  • National Industrial Recovery Act

    National Industrial Recovery Act
    A New Deal legislation that focused on the employment of the unemployed and the regulation of unfair business ethics.
  • Indian Reorganization Act

    Indian Reorganization Act
    Ended the sale of tribal lands (begun under the Dawes Act) and helped restore some land to Indian owners; encouraged tribes to restore local tradition and self-government.
  • Soil Conservation and Domestic Allotment Act

    Soil Conservation and Domestic Allotment Act
    Withdrew acreage from production by paying farmers to plant soil-conserving crops or to let their land lie fallow - emphasis on conservation.
  • National Youth Administration

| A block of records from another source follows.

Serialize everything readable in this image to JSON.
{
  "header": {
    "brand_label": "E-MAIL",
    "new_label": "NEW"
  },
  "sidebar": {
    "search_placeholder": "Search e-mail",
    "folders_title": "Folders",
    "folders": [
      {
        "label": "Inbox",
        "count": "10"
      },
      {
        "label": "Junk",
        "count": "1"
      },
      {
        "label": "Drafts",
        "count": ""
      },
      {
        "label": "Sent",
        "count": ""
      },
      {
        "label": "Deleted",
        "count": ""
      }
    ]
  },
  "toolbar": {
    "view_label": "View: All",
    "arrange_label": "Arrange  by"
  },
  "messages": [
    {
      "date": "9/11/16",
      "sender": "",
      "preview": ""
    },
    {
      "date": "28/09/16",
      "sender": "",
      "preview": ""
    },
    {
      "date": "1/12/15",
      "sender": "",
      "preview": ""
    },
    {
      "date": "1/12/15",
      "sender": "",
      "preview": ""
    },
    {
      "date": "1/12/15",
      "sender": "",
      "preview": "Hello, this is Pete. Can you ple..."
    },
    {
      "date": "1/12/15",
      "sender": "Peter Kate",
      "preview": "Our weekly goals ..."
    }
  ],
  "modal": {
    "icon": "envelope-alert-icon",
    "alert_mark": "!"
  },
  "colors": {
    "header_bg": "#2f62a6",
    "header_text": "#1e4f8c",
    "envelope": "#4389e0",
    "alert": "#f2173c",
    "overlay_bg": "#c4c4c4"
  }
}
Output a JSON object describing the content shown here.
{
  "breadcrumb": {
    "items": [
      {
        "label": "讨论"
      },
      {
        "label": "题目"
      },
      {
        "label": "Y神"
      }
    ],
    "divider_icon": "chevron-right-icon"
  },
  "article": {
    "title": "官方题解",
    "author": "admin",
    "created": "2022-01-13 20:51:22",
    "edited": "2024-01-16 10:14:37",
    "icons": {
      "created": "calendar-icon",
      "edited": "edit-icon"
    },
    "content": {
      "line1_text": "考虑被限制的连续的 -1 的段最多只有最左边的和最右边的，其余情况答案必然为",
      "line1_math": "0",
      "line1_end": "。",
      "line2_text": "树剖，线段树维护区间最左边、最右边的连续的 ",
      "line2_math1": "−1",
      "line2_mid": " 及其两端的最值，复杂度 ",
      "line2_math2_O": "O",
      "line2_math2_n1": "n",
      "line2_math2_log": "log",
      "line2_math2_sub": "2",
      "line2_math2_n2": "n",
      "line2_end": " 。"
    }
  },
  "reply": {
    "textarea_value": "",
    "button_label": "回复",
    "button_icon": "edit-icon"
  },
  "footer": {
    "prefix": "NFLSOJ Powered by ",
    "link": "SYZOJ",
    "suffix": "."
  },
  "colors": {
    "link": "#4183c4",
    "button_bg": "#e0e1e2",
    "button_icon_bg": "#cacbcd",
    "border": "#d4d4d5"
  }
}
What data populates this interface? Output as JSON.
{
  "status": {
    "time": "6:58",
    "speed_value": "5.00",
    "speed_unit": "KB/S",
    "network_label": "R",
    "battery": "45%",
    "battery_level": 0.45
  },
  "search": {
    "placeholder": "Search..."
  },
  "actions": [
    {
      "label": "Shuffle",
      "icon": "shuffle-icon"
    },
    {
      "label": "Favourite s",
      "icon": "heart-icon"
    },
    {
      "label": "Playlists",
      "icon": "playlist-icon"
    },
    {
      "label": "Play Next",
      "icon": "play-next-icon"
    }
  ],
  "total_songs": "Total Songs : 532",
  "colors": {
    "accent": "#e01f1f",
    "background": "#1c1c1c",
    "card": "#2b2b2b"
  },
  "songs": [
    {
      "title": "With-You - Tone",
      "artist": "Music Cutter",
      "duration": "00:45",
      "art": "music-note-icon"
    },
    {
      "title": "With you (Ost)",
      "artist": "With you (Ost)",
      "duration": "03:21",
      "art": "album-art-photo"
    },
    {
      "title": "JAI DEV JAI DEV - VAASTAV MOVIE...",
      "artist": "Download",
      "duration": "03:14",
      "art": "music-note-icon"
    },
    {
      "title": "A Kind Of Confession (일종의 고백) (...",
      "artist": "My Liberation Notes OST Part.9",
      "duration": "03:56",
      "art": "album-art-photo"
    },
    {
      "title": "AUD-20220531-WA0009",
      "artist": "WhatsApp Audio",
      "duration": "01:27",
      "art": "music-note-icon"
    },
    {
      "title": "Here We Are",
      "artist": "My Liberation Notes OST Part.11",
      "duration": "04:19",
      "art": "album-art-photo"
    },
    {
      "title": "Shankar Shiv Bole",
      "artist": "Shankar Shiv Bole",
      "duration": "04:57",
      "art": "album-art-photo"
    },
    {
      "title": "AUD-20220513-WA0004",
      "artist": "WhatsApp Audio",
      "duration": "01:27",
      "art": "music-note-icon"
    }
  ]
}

    National Youth Administration
    provided education jobs counseling and recreation for young people. part time positions at schools for students allowed for aid in HS, college, and grad school and gave part time jobs for dropouts.
  • Social Security Act

    Social Security Act
    guaranteed retirement payments for enrolled workers beginning at age 65; set up federal-state system of unemployment insurance and care for dependent mothers and children, the handicapped, and public health
  • Wagner Act

    Wagner Act
    Legalized union practices (collective bargaining), outlawed spying on union activities and blacklisting, and created the NLRB.
  • Public Utility Holding Company Act

    Public Utility Holding Company Act
    Put an end to the supergrowth of corporations created by public utility holding companies, expect where "economically needful."
  • Farm Security Administration

    Farm Security Administration
    Loaned more than $1 million to farmers and set up camps for tenant farmers and replaced Resettlement Administration.
  • Fair Labor Standards Act

    Fair Labor Standards Act
    Banned child labor, established a minimum wage for all workers covered under the act.
  • The Grapes of Wrath (dust bowl)

    The Grapes of Wrath (dust bowl)
    Book by John Steinbeck that followed a family who was affected by the Dust Bowl in the Midwest and moves to California.